The estimated weight of the decorative bell of the pillar is 646 kg while the main body weighs 5865 kg thereby making the entire pillar weigh at 6,511 kg. The pillar bears an inscription in Sanskrit in Brahmi script dating 4th century AD, which indicates that the pillar was set up as a Vishnudhvaja, standard of God Vishnu, on the hill known as Vishnupada in memory of a mighty king named Chandra, believed to Chandragupta II. A deep socket on the top of this ornate capital suggests that probably an image of Garuda was fixed into it, as common in such flagpoles.
Tomb of IItutmish
The tomb of Slave Dynasty ruler, Iltutmish, the second Sultan of Delhi (1211-1236 AD), built during 1235 AD is also part of the Qutb complex at Mehrauli. The central chamber is a 9 mt sq. and has squinches, suggesting the existence of a dome, which has since collapsed. The main cenotaph, in white marble, is placed on a raised platform in the centre of the chamber. The facade is known for its ornate carving, both at the entrance and the interior walls. The interior west wall has a prayer niche (mihrab) decorated with marble, and a rich amalgamation of Hindu motives into Islamic architecture, such as bell-and-chain, tassel, lotus, diamond emblems.
Tomb of Imam Zamin
Tomb of Imam Muhammad Ali, or Imam Zamin, stand on a raised courtyard, next to the Alai Darwaza. According to an inscription of the eastern entrance to the tomb, Imam Zamin was a saint from Turkestan, who settled in India in around 1500, during the Sikander Lodhi. He built his tomb during his lifetime, and was buried here after his death in 1539 AD. The sandstone structure has dome on an octagonal base, while its interior is finished in polished white plaster, and contains fine, perforated jalis, or screens common in Lodhi period architecture.
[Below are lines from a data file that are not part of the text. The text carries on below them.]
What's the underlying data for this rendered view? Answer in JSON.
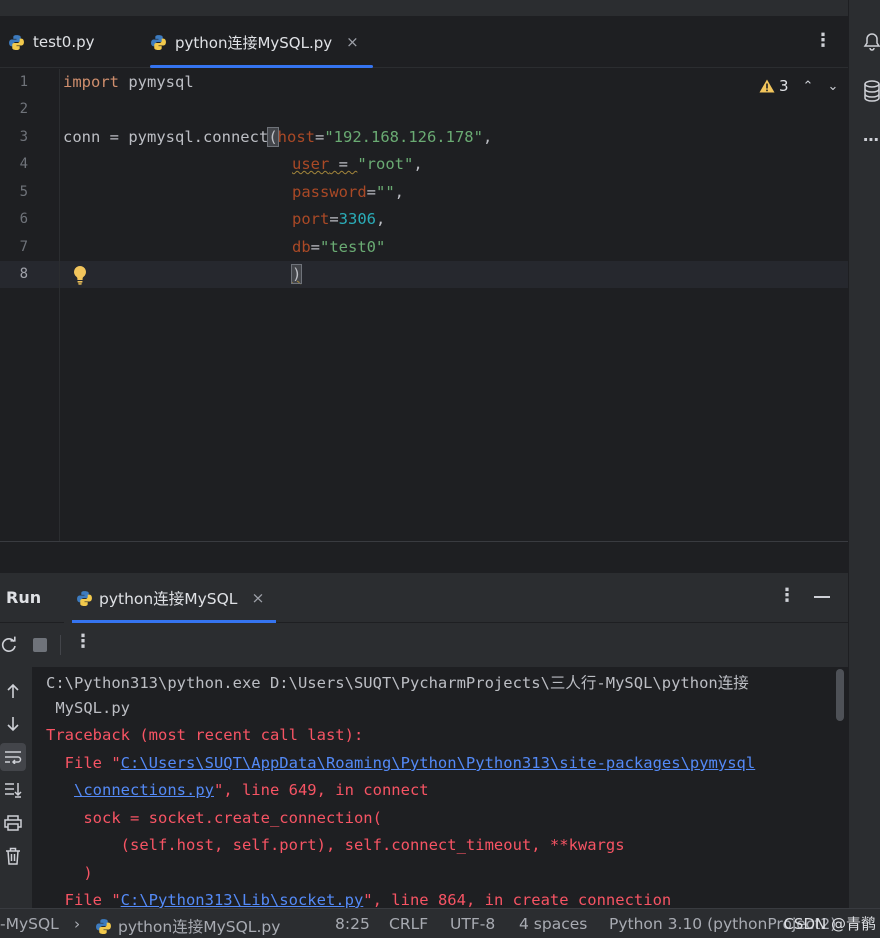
{
  "tabs": [
    {
      "label": "test0.py",
      "icon": "python-file-icon",
      "active": false
    },
    {
      "label": "python连接MySQL.py",
      "icon": "python-file-icon",
      "active": true,
      "close": "×"
    }
  ],
  "tab_menu": "⋮",
  "editor": {
    "line_numbers": [
      "1",
      "2",
      "3",
      "4",
      "5",
      "6",
      "7",
      "8"
    ],
    "current_line": "8",
    "warnings": {
      "count": "3",
      "up": "⌃",
      "down": "⌄"
    },
    "code": {
      "l1_kw": "import",
      "l1_rest": " pymysql",
      "l3_a": "conn = pymysql.connect",
      "l3_paren": "(",
      "l3_param": "host",
      "l3_eq": "=",
      "l3_str": "\"192.168.126.178\"",
      "l3_comma": ",",
      "l4_param": "user",
      "l4_eq": " = ",
      "l4_str": "\"root\"",
      "l4_comma": ",",
      "l5_param": "password",
      "l5_eq": "=",
      "l5_str": "\"\"",
      "l5_comma": ",",
      "l6_param": "port",
      "l6_eq": "=",
      "l6_num": "3306",
      "l6_comma": ",",
      "l7_param": "db",
      "l7_eq": "=",
      "l7_str": "\"test0\"",
      "l8_paren": ")"
    }
  },
  "run": {
    "title": "Run",
    "tab_label": "python连接MySQL",
    "tab_close": "×",
    "menu": "⋮",
    "toolbar_menu": "⋮",
    "console": {
      "cmd1": "C:\\Python313\\python.exe D:\\Users\\SUQT\\PycharmProjects\\三人行-MySQL\\python连接",
      "cmd2": " MySQL.py",
      "tb": "Traceback (most recent call last):",
      "f1_pre": "  File \"",
      "f1_link1": "C:\\Users\\SUQT\\AppData\\Roaming\\Python\\Python313\\site-packages\\pymysql",
      "f1_link2": "\\connections.py",
      "f1_post": "\", line 649, in connect",
      "f1_indent": "   ",
      "code1": "    sock = socket.create_connection(",
      "code2": "        (self.host, self.port), self.connect_timeout, **kwargs",
      "code3": "    )",
      "f2_pre": "  File \"",
      "f2_link": "C:\\Python313\\Lib\\socket.py",
      "f2_post": "\", line 864, in create_connection"
    }
  },
  "status": {
    "project": "-MySQL",
    "sep": "›",
    "file": "python连接MySQL.py",
    "position": "8:25",
    "line_sep": "CRLF",
    "encoding": "UTF-8",
    "indent": "4 spaces",
    "interpreter": "Python 3.10 (pythonProject2)",
    "watermark": "CSDN @青鹡"
  },
  "colors": {
    "accent": "#3574f0",
    "error": "#f75464",
    "link": "#548af7",
    "string": "#6aab73",
    "keyword": "#cf8e6d"
  }
}
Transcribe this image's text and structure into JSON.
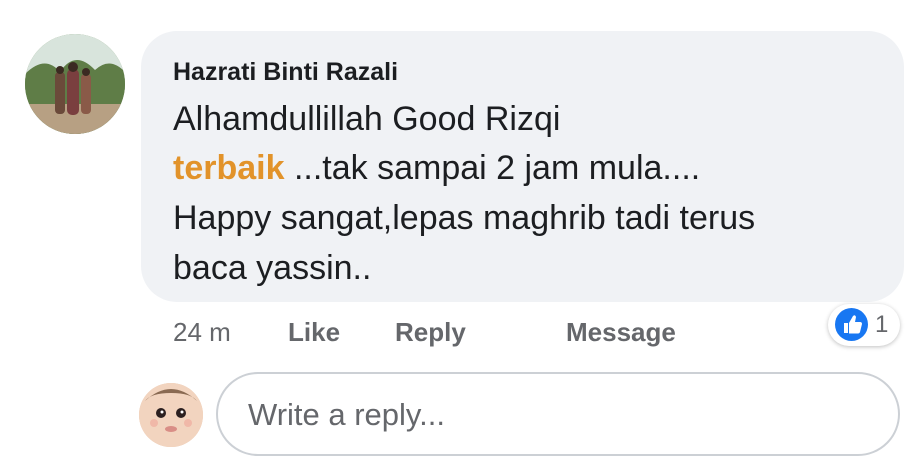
{
  "comment": {
    "author": "Hazrati Binti Razali",
    "lines": [
      "Alhamdullillah Good Rizqi",
      "...tak sampai 2 jam mula....",
      "Happy sangat,lepas maghrib tadi terus",
      "baca yassin.."
    ],
    "highlight_word": "terbaik",
    "time": "24 m",
    "like_label": "Like",
    "reply_label": "Reply",
    "message_label": "Message",
    "reaction_icon": "like-icon",
    "reaction_count": "1"
  },
  "reply": {
    "placeholder": "Write a reply..."
  },
  "colors": {
    "bubble": "#f0f2f5",
    "highlight": "#e2932a",
    "like_blue": "#1877f2",
    "meta_text": "#65676b"
  }
}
Alauddin Khilji's tomb and madarsa
At the back of the complex, southwest of the mosque, stands an L-shaped construction, consisting of Alauddin Khilji's tomb dating around 1316 AD, and a madarsa, an Islamic seminary built by him. Khilji was the second Sultan of Delhi from Khilji dynasty, who ruled from 1296 to 1316 AD.
The central room of the building, which has his tomb, has now lost its dome, though many rooms of the seminary or college are intact, and since been restored. It was the first example in India, of a tomb standing alongside a madarsa. Near by stands the Alai Minar, an ambitious tower, he started constructing to rival the Qutub Minar, though he died when only its first storey was built and its construction abandoned thereafter. It now stands, north of the mosque.
Ala-ud-din conceived a very ambitious construction programme when he decided to build the second tower of victory when he returned in triumph from his Deccan campaign. However, the Sultan died before even the first storey was finished and the project was abandoned. Ala-ud-din, felt compelled to increase even further the size of the Quwwat-ul-Islam mosque. His scheme called for increasing the size of the enclosure four times, providing ceremonial entrance gateways on each side, and a great minar, twice the size of the Qutb. This is the unfinished base of the mammoth tower begun by Ala-ud-din Khilji intended to give competition to Qutb Minar.
Contributed by: Mohinder Pal Singh
Date: May 2, 2010